▶ [Required work]:
Filter the records below for the word "content". Copy each line that holds it.

▶ [Data shown]:
--- --- ---

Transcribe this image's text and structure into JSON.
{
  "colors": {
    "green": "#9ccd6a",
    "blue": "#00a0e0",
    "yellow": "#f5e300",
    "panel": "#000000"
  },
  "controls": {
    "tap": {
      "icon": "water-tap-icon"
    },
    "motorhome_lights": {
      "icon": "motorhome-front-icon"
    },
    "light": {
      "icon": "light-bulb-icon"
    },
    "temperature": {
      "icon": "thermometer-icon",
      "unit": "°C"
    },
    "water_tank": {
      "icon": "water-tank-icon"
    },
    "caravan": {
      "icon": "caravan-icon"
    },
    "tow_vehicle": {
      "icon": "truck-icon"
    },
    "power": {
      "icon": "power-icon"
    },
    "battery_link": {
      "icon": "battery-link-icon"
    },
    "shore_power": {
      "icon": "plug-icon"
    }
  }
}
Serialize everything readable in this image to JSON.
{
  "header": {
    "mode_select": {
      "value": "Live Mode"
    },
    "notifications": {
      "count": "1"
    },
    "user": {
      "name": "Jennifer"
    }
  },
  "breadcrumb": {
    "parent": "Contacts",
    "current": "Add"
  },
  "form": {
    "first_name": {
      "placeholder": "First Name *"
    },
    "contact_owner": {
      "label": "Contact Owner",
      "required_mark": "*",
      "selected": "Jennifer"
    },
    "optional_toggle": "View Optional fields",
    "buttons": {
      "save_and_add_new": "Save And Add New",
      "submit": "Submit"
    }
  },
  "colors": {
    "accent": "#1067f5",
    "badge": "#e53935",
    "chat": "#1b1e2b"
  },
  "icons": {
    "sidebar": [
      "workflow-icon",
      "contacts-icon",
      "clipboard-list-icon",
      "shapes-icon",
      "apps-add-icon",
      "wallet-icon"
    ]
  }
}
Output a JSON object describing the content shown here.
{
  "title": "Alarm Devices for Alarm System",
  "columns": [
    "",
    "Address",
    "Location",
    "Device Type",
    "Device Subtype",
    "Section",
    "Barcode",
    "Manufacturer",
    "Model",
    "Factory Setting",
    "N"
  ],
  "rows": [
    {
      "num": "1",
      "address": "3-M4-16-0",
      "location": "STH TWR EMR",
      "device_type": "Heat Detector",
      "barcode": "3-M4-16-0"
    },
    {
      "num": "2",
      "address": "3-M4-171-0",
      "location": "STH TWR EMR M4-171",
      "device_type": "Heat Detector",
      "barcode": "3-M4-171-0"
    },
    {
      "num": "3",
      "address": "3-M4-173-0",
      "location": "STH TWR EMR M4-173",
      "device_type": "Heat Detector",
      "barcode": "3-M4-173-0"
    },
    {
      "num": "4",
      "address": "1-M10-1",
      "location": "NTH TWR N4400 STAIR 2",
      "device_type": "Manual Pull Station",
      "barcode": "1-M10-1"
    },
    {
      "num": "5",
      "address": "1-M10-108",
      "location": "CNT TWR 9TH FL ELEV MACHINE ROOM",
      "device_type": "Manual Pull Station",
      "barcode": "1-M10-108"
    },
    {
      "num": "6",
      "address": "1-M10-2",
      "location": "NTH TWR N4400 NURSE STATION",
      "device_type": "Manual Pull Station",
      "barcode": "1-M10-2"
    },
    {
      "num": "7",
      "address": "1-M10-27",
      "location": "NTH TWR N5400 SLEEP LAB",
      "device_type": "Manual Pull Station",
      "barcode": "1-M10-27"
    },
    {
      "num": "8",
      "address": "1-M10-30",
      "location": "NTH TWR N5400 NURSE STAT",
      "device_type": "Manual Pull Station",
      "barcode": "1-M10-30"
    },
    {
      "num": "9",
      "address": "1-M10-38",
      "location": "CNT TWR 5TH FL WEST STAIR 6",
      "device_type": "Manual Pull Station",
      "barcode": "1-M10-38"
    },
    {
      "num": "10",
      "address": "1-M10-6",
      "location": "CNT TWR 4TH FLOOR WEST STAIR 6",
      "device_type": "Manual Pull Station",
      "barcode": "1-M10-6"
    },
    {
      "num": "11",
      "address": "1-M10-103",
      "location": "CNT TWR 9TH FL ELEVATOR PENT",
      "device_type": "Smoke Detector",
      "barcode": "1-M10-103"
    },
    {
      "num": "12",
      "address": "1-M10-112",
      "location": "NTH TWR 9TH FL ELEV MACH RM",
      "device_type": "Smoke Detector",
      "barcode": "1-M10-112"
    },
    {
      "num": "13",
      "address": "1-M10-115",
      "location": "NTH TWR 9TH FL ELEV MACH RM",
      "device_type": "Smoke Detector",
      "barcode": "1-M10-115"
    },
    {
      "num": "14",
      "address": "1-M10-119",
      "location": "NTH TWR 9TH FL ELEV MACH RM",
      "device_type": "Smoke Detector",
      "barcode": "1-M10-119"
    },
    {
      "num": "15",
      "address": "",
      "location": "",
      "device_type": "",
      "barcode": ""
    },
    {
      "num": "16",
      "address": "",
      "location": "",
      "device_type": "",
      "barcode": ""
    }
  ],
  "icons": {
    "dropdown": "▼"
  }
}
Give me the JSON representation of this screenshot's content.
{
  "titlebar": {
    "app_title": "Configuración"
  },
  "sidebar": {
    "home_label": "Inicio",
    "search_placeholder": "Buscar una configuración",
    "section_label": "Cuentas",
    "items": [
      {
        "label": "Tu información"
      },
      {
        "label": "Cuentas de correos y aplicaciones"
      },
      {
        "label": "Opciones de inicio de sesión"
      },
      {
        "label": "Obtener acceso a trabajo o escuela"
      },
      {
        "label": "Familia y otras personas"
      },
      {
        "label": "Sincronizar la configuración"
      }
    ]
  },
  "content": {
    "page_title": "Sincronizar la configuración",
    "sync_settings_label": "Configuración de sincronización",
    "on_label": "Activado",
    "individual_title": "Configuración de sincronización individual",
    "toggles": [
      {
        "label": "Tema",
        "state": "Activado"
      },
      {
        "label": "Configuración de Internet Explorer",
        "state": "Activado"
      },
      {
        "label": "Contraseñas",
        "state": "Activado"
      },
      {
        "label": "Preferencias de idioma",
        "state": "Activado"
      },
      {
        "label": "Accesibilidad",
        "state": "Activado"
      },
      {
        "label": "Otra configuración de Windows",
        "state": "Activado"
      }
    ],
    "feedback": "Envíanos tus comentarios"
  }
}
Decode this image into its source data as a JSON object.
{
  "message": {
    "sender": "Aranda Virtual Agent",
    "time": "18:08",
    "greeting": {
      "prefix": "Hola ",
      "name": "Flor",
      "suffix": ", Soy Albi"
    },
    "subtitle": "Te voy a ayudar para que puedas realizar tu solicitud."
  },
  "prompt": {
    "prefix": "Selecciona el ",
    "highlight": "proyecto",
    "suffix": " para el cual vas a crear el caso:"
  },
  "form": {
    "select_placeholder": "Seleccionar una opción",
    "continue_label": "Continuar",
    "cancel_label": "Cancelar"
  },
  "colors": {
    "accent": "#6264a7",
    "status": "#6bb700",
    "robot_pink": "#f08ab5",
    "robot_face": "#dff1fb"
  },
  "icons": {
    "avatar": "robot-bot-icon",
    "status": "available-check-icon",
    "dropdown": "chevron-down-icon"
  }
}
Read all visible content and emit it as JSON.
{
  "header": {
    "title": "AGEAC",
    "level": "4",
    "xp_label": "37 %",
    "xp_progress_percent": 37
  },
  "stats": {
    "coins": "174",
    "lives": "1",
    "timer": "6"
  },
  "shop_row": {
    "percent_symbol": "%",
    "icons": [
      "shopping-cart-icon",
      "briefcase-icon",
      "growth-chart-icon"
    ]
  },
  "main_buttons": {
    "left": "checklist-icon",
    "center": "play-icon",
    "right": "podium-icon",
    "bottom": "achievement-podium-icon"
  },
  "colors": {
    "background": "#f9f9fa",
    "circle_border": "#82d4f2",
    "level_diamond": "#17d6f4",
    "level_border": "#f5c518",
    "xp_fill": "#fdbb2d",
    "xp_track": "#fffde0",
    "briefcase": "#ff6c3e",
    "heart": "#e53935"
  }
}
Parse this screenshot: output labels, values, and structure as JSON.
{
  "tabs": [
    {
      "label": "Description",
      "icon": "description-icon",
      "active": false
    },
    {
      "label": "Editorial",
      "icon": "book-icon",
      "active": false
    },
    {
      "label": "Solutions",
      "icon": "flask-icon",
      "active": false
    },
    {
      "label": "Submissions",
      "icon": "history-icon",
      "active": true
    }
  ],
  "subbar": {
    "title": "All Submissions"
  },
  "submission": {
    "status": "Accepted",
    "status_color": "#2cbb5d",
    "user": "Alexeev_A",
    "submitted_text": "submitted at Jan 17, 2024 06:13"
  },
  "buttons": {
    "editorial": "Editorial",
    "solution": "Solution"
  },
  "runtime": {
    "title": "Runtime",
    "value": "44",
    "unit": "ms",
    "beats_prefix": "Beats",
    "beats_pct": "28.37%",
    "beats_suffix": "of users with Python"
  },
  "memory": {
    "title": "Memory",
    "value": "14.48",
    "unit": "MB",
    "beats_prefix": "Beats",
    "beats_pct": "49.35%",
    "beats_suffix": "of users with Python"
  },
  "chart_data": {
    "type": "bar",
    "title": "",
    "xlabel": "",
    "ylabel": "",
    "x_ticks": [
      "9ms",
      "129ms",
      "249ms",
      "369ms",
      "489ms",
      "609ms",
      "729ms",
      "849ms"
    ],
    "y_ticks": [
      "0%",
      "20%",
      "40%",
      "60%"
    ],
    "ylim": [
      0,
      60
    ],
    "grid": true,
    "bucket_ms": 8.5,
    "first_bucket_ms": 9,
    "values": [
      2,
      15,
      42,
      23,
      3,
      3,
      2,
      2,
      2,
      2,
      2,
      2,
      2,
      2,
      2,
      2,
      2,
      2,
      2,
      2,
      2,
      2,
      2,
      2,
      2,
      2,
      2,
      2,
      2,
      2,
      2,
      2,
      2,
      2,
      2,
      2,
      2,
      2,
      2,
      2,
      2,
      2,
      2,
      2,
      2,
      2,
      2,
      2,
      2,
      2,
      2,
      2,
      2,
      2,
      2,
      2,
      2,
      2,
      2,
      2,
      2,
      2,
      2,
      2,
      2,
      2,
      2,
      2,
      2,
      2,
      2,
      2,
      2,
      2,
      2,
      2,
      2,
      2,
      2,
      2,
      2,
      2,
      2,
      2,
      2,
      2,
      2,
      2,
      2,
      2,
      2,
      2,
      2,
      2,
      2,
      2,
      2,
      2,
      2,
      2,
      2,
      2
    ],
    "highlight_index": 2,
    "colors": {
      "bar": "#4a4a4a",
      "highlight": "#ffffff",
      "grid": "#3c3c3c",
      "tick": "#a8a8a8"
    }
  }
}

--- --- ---

▶ [Solution]:
Output a JSON object describing the content shown here.
Give me the JSON representation of this screenshot's content.
  "content": {
Read all visible content and emit it as JSON.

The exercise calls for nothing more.